In April, New Hampshire repealed its adultery statute. In doing so, it deleted a misdemeanor that was punishable by a fine of up to $1,200.00. Reports were that it had not been enforced in more than a decade, and the state Supreme Court had already eroded it by exempting gays and lesbians from prosecution because their sexual intercourse could not produce a child. New Hampshire joined 3 other states that have recently removed this archaic law from their books. That leaves 20 or so states that still criminalize marital infidelity, including Massachusetts.
Of the remaining statutes, ours is particularly harsh. Unlike Maryland, which threatens straying spouses and their lovers with a $10 fine, our law offers a 3 year prison sentence, a 2 year jail sentence or a fine of up to $500. While New Hampshire’s statute reputedly punished this act with lashes when enacted 2 centuries ago, ours has puritanical roots, too, that are obviously obscured by time and societal change. Our law has also fallen into complete disregard by law enforcement for more than a generation.
After New Hampshire’s repeal, we heard some Boston public radio commentators chuckling about those wacky New Hampshire-ites, seemingly oblivious to the fact that in comparatively liberal Massachusetts, the law is both more draconian and very definitely still on the books. The main impact of continued criminalization is an evidentiary complication in divorce cases, when testimony is impeded by refusals to admit cheating on the pretext of potential prosecution, based on the privilege against self-incrimination of the 5th amendment to the U.S. constitution. It is a small complication since our Supreme Judicial Court permits a judge to draw an inference adverse to the privilege claimant, but to no good end.
Crimes are acts against “the people”, and “the people” gain nothing from this unenforced statute.
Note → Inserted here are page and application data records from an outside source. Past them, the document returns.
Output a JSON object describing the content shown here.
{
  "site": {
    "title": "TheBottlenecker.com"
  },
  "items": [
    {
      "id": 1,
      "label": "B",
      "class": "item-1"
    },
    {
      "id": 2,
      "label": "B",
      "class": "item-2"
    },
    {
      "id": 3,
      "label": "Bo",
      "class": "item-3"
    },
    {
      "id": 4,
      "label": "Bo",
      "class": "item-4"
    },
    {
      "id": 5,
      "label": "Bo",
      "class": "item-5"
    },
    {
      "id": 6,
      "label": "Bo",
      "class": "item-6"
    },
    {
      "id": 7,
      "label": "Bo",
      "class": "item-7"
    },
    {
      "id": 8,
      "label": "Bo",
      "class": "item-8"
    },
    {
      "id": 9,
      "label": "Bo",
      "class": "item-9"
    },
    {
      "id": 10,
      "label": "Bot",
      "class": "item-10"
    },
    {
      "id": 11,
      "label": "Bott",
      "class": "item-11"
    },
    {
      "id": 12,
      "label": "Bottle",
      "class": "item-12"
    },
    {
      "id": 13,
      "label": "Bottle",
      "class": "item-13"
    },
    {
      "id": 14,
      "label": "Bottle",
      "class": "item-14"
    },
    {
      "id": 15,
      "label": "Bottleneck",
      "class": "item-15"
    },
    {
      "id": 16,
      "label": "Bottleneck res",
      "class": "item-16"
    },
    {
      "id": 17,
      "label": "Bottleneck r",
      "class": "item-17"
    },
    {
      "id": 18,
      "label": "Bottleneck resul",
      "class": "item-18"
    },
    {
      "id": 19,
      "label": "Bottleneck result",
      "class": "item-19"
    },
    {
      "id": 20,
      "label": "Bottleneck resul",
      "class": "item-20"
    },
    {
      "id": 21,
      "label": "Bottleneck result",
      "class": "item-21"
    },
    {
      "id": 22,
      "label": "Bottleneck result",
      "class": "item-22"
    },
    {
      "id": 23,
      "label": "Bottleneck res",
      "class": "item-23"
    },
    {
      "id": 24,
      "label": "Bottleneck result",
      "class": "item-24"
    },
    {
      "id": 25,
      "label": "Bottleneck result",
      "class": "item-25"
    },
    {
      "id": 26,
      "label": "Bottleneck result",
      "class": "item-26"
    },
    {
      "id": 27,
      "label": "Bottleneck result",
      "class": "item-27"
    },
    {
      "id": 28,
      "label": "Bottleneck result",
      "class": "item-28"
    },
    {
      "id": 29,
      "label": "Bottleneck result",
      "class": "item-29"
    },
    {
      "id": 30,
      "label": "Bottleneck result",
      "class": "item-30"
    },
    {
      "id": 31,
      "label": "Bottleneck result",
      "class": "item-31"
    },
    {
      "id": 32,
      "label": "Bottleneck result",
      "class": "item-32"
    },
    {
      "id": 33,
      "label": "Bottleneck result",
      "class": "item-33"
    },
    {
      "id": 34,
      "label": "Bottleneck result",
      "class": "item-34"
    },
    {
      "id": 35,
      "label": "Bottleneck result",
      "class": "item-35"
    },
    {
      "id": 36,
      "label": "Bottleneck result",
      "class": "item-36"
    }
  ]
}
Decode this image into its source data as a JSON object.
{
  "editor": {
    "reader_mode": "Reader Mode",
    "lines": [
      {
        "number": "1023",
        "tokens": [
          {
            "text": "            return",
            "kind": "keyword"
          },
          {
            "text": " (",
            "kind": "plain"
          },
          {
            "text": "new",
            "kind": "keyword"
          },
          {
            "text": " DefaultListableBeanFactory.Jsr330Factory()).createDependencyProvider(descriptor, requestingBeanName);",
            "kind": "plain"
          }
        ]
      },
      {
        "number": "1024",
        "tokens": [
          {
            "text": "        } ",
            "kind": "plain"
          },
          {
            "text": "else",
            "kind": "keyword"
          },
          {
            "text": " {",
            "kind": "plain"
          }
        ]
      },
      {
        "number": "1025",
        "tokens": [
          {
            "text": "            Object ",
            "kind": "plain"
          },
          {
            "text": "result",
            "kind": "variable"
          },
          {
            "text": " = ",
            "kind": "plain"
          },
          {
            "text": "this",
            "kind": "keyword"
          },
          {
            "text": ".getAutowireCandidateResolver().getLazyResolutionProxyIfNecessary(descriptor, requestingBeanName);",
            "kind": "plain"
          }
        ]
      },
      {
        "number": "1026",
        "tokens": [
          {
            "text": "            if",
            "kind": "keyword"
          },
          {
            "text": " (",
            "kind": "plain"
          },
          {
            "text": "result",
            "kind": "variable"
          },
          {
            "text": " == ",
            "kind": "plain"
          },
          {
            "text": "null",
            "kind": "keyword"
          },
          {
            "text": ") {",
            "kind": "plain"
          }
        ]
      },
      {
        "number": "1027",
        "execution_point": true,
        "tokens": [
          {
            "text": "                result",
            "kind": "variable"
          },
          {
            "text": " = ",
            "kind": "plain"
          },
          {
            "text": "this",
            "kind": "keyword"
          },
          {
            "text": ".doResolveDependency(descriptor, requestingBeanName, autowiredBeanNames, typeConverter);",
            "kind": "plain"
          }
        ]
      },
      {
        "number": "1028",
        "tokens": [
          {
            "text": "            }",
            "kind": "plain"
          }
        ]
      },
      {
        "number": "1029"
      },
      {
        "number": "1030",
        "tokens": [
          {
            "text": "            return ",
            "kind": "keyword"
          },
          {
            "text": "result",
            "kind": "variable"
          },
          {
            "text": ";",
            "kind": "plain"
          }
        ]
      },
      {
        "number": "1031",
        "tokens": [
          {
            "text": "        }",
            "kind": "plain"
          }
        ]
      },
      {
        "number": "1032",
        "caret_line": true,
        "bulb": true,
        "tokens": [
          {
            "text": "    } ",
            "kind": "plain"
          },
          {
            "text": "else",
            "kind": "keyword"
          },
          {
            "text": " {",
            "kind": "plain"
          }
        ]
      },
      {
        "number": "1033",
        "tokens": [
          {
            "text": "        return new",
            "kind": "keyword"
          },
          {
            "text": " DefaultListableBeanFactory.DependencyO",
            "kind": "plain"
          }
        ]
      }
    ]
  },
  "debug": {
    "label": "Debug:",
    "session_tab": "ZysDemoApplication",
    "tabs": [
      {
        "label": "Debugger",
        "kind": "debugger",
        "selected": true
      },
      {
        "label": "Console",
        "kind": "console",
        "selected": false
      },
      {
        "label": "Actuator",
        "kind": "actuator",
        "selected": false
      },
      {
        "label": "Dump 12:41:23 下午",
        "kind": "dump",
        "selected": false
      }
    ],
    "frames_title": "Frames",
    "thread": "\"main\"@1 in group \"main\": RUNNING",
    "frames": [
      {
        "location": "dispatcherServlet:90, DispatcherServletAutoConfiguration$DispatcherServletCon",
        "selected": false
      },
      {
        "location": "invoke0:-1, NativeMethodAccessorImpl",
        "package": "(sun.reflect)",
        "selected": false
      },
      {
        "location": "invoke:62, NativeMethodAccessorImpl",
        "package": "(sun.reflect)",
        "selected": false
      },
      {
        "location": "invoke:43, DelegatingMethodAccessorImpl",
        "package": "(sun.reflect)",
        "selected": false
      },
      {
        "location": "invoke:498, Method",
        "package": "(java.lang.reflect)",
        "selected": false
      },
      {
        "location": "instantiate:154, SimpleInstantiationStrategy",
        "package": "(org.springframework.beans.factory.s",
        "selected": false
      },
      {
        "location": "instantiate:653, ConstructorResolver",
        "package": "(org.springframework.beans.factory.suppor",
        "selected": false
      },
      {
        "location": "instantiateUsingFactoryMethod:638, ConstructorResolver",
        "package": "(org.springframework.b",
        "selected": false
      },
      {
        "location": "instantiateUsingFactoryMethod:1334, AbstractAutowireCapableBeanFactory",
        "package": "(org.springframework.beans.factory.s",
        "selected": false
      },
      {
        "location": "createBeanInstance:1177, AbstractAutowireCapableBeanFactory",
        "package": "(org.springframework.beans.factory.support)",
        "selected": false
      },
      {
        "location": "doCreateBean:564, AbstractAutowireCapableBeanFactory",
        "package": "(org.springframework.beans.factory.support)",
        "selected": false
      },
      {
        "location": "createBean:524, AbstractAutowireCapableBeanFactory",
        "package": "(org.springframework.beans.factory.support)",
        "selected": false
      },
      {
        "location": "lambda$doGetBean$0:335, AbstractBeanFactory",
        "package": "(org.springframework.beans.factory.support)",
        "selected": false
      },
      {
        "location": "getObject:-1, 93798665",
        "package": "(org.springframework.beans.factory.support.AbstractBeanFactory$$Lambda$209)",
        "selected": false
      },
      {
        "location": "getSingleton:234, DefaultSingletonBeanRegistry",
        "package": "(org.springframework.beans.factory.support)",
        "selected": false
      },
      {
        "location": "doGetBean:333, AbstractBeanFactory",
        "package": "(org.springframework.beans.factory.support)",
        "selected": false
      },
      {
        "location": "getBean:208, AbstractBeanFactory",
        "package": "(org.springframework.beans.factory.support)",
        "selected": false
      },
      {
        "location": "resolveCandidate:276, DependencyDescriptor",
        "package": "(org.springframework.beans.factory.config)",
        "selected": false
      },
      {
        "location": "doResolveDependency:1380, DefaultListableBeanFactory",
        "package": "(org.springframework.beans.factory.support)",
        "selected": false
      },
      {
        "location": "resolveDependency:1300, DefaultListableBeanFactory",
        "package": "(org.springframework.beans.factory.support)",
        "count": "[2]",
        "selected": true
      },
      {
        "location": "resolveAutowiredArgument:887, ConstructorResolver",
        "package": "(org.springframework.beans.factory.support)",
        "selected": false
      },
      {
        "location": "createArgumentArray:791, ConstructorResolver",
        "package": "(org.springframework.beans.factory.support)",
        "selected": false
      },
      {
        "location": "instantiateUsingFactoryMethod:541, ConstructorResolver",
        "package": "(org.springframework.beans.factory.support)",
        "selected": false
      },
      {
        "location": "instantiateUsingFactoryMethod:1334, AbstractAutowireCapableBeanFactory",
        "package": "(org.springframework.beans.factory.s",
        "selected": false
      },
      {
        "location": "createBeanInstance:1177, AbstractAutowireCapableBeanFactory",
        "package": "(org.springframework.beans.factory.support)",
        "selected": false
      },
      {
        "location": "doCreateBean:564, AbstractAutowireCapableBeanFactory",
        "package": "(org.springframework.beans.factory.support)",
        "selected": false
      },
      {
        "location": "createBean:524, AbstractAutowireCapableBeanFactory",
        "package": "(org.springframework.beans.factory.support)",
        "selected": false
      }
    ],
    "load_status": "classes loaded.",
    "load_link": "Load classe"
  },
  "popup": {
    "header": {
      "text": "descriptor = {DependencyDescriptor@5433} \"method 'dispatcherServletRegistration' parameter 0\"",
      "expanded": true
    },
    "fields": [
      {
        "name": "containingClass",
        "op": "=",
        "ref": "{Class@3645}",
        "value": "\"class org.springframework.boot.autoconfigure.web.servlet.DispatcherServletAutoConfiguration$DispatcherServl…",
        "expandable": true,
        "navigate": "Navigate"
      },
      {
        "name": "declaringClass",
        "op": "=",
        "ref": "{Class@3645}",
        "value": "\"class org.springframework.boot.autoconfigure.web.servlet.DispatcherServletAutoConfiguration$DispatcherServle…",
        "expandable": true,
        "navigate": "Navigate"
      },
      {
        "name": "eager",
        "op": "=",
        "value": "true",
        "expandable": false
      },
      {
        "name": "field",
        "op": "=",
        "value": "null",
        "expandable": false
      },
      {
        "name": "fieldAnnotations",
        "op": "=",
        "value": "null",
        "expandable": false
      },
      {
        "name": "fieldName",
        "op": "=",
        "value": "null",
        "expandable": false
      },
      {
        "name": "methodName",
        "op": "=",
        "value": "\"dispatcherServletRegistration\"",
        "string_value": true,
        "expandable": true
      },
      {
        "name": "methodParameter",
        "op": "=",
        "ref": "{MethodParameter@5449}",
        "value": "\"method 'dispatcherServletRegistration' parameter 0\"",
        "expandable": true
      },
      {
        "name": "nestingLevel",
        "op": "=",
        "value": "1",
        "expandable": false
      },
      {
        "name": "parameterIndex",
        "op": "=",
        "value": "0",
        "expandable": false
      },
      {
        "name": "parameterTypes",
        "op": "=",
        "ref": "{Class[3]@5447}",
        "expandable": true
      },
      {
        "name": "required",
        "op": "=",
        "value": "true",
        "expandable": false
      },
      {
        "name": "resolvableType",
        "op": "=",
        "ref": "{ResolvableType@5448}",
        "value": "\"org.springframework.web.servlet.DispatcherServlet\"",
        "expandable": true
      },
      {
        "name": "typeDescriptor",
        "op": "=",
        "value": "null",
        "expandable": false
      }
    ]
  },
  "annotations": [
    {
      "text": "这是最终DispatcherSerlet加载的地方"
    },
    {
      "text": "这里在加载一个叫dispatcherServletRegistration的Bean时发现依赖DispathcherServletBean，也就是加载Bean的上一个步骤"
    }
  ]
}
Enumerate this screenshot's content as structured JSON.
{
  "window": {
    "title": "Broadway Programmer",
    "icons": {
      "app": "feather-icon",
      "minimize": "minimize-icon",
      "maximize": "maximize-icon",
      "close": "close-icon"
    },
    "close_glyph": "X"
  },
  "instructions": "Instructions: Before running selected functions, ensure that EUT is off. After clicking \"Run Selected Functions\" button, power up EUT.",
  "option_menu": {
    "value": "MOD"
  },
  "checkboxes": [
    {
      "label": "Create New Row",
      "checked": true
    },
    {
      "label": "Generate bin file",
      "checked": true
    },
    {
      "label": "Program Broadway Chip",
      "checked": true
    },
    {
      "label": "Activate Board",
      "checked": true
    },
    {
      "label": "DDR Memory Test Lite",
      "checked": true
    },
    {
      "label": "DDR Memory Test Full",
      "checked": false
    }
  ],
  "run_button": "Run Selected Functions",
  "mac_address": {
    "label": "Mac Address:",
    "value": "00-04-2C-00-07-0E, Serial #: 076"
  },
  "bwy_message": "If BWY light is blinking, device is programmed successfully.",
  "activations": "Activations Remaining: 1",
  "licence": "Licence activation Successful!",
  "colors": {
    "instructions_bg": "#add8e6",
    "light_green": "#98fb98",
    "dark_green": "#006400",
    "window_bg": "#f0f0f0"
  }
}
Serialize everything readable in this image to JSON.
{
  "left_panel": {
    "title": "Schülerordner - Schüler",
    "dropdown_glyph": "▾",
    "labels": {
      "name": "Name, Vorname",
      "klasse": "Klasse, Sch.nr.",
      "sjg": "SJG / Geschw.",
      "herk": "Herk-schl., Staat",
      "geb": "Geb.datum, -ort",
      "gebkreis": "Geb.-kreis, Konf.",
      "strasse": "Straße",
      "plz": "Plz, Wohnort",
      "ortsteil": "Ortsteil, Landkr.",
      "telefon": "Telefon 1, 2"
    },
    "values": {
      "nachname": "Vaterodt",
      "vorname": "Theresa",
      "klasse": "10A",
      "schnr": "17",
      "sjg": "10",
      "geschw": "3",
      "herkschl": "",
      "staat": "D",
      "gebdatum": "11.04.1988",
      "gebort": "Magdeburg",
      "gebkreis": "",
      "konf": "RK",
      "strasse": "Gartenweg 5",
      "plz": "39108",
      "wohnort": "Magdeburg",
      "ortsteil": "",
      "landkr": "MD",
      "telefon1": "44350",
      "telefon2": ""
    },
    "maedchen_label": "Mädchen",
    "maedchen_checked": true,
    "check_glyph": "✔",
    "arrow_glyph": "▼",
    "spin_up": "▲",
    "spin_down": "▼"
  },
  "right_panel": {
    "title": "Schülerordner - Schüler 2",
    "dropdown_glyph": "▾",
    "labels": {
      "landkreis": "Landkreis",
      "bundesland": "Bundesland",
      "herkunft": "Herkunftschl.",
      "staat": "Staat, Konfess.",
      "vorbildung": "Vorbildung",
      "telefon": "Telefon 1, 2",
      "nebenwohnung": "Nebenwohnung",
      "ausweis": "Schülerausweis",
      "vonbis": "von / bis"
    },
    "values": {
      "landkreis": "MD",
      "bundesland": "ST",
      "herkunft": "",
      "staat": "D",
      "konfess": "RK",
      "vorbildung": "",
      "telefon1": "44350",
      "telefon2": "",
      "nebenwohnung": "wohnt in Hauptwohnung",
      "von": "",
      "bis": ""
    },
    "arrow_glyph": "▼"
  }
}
Its net effects are to clog the flow of evidence otherwise deemed to be relevant and helpful to the alleged “victim”, and minor amusement to lawyers. Clearly, it is not an effective deterrent! Contrary to the argument of New Hampshire opponents to repeal, continuing criminalization does not, by any demonstrable measure, protect marriage.
It is still illegal to graze cows on Boston Common on a Sunday. For a list of other silly laws that remain on state and local books, see www.dumblaws.com. It’s a hoot! There is still plenty of legal nostalgia to go around.
Isn’t it time for repeal?